> Your task:
Set all the entries down again, unaltered.

> Study material:
****************************************

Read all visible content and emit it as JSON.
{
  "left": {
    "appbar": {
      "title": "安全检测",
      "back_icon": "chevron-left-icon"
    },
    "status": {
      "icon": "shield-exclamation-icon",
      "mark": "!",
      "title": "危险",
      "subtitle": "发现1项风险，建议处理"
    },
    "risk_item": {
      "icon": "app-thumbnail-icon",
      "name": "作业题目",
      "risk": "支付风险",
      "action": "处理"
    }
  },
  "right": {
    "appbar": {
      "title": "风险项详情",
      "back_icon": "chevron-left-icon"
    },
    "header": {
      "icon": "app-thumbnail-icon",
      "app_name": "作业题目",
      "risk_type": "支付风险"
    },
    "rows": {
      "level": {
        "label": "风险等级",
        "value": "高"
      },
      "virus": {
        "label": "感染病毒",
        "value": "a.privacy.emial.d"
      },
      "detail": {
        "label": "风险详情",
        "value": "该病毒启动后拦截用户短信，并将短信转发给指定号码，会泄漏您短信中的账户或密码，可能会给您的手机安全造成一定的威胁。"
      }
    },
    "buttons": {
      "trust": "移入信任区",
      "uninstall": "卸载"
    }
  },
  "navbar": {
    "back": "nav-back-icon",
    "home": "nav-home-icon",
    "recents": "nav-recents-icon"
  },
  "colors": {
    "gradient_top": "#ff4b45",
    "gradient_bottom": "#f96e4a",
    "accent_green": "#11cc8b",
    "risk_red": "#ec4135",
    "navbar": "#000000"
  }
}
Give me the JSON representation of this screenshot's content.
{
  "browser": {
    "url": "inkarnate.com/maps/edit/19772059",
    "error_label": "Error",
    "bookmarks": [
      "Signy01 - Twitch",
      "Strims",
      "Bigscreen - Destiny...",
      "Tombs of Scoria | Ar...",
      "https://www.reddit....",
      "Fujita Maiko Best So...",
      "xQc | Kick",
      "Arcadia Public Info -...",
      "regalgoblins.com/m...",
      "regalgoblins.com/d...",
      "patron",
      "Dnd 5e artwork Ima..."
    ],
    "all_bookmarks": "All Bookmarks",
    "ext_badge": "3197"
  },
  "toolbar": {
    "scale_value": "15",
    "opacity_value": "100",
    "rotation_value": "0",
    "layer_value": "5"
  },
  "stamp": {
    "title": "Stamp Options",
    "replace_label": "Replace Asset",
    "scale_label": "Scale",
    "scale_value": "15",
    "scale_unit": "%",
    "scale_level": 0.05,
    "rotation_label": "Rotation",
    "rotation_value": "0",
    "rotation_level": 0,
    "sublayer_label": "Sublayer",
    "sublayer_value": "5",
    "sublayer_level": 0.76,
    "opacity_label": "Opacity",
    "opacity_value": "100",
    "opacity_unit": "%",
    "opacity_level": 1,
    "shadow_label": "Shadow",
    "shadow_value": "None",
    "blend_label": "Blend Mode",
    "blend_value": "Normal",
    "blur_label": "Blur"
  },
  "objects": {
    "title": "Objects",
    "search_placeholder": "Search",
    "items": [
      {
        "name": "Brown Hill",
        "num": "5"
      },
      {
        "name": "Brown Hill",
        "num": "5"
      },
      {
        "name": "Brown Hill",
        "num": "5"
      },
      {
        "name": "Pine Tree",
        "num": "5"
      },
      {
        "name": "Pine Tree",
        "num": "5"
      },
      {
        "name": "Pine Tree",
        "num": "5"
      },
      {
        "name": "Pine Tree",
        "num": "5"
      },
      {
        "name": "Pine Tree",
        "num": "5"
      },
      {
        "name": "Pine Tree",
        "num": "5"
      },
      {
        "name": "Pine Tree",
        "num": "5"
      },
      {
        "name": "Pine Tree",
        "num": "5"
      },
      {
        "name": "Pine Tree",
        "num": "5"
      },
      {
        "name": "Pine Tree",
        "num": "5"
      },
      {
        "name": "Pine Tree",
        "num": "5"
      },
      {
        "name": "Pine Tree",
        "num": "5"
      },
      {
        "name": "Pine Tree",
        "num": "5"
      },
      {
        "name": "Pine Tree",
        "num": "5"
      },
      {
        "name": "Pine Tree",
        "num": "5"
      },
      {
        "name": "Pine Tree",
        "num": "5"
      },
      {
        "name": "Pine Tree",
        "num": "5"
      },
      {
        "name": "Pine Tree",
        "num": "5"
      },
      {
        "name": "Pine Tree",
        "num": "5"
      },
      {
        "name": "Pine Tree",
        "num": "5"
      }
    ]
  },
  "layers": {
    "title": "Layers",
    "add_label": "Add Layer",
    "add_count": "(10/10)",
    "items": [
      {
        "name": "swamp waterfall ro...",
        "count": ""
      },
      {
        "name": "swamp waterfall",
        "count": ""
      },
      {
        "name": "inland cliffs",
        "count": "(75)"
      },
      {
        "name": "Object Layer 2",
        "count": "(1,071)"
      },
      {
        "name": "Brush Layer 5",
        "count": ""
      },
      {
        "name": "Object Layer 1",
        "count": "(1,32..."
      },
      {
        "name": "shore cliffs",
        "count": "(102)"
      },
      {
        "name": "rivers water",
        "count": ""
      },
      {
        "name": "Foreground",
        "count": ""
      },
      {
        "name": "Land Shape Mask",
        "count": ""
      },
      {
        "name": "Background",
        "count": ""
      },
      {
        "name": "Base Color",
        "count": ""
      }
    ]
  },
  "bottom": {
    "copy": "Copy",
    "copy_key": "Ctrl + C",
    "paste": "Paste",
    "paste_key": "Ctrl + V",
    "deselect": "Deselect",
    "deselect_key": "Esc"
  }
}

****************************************

> Output of the exercise:
Read all visible content and emit it as JSON.
{
  "left": {
    "appbar": {
      "title": "安全检测",
      "back_icon": "chevron-left-icon"
    },
    "status": {
      "icon": "shield-exclamation-icon",
      "mark": "!",
      "title": "危险",
      "subtitle": "发现1项风险，建议处理"
    },
    "risk_item": {
      "icon": "app-thumbnail-icon",
      "name": "作业题目",
      "risk": "支付风险",
      "action": "处理"
    }
  },
  "right": {
    "appbar": {
      "title": "风险项详情",
      "back_icon": "chevron-left-icon"
    },
    "header": {
      "icon": "app-thumbnail-icon",
      "app_name": "作业题目",
      "risk_type": "支付风险"
    },
    "rows": {
      "level": {
        "label": "风险等级",
        "value": "高"
      },
      "virus": {
        "label": "感染病毒",
        "value": "a.privacy.emial.d"
      },
      "detail": {
        "label": "风险详情",
        "value": "该病毒启动后拦截用户短信，并将短信转发给指定号码，会泄漏您短信中的账户或密码，可能会给您的手机安全造成一定的威胁。"
      }
    },
    "buttons": {
      "trust": "移入信任区",
      "uninstall": "卸载"
    }
  },
  "navbar": {
    "back": "nav-back-icon",
    "home": "nav-home-icon",
    "recents": "nav-recents-icon"
  },
  "colors": {
    "gradient_top": "#ff4b45",
    "gradient_bottom": "#f96e4a",
    "accent_green": "#11cc8b",
    "risk_red": "#ec4135",
    "navbar": "#000000"
  }
}
Give me the JSON representation of this screenshot's content.
{
  "browser": {
    "url": "inkarnate.com/maps/edit/19772059",
    "error_label": "Error",
    "bookmarks": [
      "Signy01 - Twitch",
      "Strims",
      "Bigscreen - Destiny...",
      "Tombs of Scoria | Ar...",
      "https://www.reddit....",
      "Fujita Maiko Best So...",
      "xQc | Kick",
      "Arcadia Public Info -...",
      "regalgoblins.com/m...",
      "regalgoblins.com/d...",
      "patron",
      "Dnd 5e artwork Ima..."
    ],
    "all_bookmarks": "All Bookmarks",
    "ext_badge": "3197"
  },
  "toolbar": {
    "scale_value": "15",
    "opacity_value": "100",
    "rotation_value": "0",
    "layer_value": "5"
  },
  "stamp": {
    "title": "Stamp Options",
    "replace_label": "Replace Asset",
    "scale_label": "Scale",
    "scale_value": "15",
    "scale_unit": "%",
    "scale_level": 0.05,
    "rotation_label": "Rotation",
    "rotation_value": "0",
    "rotation_level": 0,
    "sublayer_label": "Sublayer",
    "sublayer_value": "5",
    "sublayer_level": 0.76,
    "opacity_label": "Opacity",
    "opacity_value": "100",
    "opacity_unit": "%",
    "opacity_level": 1,
    "shadow_label": "Shadow",
    "shadow_value": "None",
    "blend_label": "Blend Mode",
    "blend_value": "Normal",
    "blur_label": "Blur"
  },
  "objects": {
    "title": "Objects",
    "search_placeholder": "Search",
    "items": [
      {
        "name": "Brown Hill",
        "num": "5"
      },
      {
        "name": "Brown Hill",
        "num": "5"
      },
      {
        "name": "Brown Hill",
        "num": "5"
      },
      {
        "name": "Pine Tree",
        "num": "5"
      },
      {
        "name": "Pine Tree",
        "num": "5"
      },
      {
        "name": "Pine Tree",
        "num": "5"
      },
      {
        "name": "Pine Tree",
        "num": "5"
      },
      {
        "name": "Pine Tree",
        "num": "5"
      },
      {
        "name": "Pine Tree",
        "num": "5"
      },
      {
        "name": "Pine Tree",
        "num": "5"
      },
      {
        "name": "Pine Tree",
        "num": "5"
      },
      {
        "name": "Pine Tree",
        "num": "5"
      },
      {
        "name": "Pine Tree",
        "num": "5"
      },
      {
        "name": "Pine Tree",
        "num": "5"
      },
      {
        "name": "Pine Tree",
        "num": "5"
      },
      {
        "name": "Pine Tree",
        "num": "5"
      },
      {
        "name": "Pine Tree",
        "num": "5"
      },
      {
        "name": "Pine Tree",
        "num": "5"
      },
      {
        "name": "Pine Tree",
        "num": "5"
      },
      {
        "name": "Pine Tree",
        "num": "5"
      },
      {
        "name": "Pine Tree",
        "num": "5"
      },
      {
        "name": "Pine Tree",
        "num": "5"
      },
      {
        "name": "Pine Tree",
        "num": "5"
      }
    ]
  },
  "layers": {
    "title": "Layers",
    "add_label": "Add Layer",
    "add_count": "(10/10)",
    "items": [
      {
        "name": "swamp waterfall ro...",
        "count": ""
      },
      {
        "name": "swamp waterfall",
        "count": ""
      },
      {
        "name": "inland cliffs",
        "count": "(75)"
      },
      {
        "name": "Object Layer 2",
        "count": "(1,071)"
      },
      {
        "name": "Brush Layer 5",
        "count": ""
      },
      {
        "name": "Object Layer 1",
        "count": "(1,32..."
      },
      {
        "name": "shore cliffs",
        "count": "(102)"
      },
      {
        "name": "rivers water",
        "count": ""
      },
      {
        "name": "Foreground",
        "count": ""
      },
      {
        "name": "Land Shape Mask",
        "count": ""
      },
      {
        "name": "Background",
        "count": ""
      },
      {
        "name": "Base Color",
        "count": ""
      }
    ]
  },
  "bottom": {
    "copy": "Copy",
    "copy_key": "Ctrl + C",
    "paste": "Paste",
    "paste_key": "Ctrl + V",
    "deselect": "Deselect",
    "deselect_key": "Esc"
  }
}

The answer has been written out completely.